Supplied records.
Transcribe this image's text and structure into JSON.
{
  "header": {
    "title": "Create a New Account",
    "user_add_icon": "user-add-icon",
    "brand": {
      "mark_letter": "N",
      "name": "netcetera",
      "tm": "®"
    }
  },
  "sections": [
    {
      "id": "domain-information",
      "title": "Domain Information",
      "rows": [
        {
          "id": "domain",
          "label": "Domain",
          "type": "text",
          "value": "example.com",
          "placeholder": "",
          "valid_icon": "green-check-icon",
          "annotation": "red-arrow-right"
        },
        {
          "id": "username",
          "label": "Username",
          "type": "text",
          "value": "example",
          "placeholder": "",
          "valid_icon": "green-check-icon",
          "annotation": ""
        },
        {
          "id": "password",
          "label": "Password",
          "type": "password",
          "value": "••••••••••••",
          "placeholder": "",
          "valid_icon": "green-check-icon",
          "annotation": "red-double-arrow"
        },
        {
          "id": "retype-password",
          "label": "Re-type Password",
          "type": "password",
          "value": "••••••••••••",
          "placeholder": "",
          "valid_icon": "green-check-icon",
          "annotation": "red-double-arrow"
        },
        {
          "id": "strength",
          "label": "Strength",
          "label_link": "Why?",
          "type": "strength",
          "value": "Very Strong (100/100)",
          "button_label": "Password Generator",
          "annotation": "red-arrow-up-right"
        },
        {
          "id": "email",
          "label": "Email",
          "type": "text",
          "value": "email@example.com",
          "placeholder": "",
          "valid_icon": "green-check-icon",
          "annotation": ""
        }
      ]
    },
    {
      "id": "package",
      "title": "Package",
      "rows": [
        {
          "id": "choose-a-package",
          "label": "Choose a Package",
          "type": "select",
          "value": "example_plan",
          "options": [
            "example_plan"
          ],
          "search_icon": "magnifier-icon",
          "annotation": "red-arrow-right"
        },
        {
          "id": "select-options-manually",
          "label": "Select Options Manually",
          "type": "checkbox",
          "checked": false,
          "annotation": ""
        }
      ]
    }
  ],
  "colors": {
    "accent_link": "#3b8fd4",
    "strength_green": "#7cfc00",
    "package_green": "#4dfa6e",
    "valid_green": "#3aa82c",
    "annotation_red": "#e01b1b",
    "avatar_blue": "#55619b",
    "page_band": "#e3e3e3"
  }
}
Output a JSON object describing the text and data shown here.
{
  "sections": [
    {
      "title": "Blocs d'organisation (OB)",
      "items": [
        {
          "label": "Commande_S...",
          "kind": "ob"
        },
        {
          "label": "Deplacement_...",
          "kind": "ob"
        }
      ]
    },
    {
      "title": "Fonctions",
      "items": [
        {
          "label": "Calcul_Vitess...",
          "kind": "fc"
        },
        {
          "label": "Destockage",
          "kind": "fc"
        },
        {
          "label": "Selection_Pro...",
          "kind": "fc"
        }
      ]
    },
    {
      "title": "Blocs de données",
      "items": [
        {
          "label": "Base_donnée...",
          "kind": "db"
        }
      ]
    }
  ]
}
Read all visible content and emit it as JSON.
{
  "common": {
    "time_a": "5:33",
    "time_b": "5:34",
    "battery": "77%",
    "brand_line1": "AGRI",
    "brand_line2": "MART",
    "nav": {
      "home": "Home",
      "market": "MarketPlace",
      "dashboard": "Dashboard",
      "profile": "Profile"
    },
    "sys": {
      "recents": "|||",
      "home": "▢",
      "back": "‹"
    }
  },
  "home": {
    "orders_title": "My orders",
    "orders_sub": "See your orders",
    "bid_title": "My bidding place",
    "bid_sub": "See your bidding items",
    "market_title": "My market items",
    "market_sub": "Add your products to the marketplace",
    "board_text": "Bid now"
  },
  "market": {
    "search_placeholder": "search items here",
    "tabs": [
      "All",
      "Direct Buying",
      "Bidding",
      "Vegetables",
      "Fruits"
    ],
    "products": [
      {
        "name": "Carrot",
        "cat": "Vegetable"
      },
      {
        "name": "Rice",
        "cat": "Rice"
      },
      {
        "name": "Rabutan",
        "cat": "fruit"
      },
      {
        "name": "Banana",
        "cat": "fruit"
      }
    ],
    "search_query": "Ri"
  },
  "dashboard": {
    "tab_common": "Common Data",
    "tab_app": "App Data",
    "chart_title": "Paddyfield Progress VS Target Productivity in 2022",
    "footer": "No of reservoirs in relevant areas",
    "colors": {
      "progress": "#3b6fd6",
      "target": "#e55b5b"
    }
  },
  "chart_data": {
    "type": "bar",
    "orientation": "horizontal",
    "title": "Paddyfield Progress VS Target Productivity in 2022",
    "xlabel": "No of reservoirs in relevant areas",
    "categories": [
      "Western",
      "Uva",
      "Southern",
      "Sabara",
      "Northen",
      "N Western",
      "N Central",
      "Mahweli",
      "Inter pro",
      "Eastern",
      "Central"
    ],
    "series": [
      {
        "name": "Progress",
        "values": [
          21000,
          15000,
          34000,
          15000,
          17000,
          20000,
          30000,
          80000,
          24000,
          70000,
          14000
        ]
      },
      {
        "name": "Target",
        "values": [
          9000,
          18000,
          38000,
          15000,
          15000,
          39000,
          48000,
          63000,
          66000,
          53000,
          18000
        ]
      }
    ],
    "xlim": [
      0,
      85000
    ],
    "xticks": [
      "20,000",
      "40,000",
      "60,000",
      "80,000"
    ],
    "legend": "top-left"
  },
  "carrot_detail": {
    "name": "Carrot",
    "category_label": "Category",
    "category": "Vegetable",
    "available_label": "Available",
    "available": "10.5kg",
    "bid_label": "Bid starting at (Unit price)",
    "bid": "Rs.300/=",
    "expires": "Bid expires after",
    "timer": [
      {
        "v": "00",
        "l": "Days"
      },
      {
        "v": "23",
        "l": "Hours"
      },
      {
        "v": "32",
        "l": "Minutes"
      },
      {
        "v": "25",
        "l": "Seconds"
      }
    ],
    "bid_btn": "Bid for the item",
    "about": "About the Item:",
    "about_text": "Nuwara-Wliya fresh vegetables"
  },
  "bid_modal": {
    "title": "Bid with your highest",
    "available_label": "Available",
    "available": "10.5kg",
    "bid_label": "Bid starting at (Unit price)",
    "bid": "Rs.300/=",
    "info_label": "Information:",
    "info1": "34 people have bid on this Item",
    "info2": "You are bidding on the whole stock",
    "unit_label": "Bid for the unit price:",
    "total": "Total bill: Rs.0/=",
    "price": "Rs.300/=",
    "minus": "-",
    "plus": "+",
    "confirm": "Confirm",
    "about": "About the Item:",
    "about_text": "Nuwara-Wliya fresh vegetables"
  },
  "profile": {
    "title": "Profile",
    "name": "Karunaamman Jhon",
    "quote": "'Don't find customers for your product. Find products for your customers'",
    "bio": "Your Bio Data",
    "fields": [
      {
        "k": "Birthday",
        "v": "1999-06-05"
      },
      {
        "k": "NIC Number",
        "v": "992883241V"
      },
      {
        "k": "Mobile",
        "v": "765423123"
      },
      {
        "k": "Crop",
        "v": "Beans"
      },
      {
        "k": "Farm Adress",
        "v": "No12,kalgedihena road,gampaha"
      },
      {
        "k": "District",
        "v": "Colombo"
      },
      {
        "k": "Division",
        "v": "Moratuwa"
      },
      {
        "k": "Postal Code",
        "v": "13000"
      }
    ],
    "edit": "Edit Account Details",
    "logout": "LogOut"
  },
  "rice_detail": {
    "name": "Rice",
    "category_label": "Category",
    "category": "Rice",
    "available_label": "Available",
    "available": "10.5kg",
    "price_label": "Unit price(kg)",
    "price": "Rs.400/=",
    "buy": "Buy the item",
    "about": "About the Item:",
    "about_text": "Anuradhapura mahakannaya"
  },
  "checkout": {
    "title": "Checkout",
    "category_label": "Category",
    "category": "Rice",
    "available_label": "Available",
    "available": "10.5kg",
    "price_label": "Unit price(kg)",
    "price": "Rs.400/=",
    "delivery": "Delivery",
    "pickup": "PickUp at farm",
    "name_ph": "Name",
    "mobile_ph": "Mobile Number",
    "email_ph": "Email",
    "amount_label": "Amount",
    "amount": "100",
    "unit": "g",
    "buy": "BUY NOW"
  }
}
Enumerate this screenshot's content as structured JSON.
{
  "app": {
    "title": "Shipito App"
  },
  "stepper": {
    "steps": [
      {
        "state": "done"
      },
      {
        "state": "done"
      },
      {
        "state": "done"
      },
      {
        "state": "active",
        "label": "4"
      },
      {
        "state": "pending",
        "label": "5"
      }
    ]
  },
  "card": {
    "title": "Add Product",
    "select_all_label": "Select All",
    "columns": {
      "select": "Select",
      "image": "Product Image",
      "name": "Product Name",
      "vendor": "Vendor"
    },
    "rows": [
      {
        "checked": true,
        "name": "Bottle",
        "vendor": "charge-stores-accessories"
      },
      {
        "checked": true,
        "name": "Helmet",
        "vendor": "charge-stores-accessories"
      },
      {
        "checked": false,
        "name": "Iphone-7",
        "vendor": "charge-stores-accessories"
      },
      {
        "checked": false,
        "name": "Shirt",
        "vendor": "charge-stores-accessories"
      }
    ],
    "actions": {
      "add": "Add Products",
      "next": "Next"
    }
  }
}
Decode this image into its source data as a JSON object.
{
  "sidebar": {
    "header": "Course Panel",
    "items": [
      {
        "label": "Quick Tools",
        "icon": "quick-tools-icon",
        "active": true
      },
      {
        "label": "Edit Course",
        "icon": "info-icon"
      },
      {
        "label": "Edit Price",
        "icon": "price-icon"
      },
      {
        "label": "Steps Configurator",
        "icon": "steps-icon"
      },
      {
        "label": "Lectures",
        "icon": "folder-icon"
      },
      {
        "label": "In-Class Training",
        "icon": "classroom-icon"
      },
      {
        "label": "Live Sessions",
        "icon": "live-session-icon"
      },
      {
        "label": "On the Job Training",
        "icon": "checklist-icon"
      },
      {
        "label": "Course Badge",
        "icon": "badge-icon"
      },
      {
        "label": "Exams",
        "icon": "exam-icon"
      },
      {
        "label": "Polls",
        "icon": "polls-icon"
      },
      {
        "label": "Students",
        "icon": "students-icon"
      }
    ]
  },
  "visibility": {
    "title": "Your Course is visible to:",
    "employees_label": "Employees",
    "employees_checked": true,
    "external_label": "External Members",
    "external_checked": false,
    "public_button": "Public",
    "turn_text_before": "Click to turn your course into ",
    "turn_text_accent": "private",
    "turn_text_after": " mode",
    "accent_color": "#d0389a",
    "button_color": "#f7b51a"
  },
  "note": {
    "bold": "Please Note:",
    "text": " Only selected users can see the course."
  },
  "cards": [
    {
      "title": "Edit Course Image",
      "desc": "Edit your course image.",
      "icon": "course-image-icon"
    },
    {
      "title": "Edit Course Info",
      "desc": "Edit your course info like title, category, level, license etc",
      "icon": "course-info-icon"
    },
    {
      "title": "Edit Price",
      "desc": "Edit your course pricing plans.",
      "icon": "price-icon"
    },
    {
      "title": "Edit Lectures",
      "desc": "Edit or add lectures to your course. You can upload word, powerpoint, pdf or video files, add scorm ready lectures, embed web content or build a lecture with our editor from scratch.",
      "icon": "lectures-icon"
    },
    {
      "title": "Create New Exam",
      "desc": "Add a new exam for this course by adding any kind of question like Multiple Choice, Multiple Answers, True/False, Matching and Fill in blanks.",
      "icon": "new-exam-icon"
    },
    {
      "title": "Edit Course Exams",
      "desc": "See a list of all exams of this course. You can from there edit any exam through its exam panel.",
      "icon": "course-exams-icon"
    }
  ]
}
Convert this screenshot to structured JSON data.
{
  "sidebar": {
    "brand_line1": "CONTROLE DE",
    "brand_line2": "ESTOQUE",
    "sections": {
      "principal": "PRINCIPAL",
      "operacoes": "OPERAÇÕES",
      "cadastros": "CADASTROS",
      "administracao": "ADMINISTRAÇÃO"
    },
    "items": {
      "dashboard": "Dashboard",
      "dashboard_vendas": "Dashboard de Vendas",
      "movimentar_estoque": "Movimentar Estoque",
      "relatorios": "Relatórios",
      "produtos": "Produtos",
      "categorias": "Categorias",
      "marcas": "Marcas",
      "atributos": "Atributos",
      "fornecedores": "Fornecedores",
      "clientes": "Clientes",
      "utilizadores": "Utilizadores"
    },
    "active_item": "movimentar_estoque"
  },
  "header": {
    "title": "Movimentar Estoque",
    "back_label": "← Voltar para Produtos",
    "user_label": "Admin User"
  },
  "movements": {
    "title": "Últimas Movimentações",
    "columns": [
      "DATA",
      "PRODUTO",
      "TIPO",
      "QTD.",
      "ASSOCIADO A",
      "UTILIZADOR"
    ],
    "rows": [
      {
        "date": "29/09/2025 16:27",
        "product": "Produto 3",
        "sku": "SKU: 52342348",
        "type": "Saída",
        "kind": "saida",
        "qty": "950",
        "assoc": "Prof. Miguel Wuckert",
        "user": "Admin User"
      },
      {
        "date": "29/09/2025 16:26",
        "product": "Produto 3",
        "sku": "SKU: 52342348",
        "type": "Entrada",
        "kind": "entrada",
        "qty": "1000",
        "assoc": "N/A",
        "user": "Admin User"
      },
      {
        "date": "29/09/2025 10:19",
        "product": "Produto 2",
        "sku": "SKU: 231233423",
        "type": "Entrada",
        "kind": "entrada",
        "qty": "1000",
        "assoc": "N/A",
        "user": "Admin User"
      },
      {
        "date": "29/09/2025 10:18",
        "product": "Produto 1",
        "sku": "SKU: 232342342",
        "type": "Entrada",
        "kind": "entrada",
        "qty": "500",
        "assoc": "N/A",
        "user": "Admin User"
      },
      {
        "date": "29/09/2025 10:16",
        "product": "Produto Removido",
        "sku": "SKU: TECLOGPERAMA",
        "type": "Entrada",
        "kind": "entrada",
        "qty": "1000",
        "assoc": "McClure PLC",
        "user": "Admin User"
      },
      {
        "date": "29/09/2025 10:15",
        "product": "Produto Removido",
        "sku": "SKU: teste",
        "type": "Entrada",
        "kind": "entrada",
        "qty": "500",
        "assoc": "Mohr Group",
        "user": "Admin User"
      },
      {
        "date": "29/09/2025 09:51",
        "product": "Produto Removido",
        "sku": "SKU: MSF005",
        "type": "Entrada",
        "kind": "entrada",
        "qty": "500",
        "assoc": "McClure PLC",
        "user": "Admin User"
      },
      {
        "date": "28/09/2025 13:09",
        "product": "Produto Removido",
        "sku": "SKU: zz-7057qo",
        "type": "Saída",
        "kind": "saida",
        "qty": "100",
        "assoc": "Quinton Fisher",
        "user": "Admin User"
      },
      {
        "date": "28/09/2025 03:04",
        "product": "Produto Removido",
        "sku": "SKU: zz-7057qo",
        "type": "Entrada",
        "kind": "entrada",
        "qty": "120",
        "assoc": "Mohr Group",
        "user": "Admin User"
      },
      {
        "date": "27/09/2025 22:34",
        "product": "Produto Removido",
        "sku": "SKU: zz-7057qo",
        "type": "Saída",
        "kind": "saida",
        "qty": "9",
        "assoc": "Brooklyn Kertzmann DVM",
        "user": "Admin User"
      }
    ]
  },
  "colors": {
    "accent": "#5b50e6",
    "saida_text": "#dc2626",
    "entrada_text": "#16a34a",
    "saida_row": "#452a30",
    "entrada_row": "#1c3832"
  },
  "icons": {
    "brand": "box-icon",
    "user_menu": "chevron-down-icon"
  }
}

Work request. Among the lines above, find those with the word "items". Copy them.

Exercise response.
      "items": [
      "items": [
      "items": [
    "bid_sub": "See your bidding items",
    "market_title": "My market items",
    "search_placeholder": "search items here",
    "items": [
    "items": {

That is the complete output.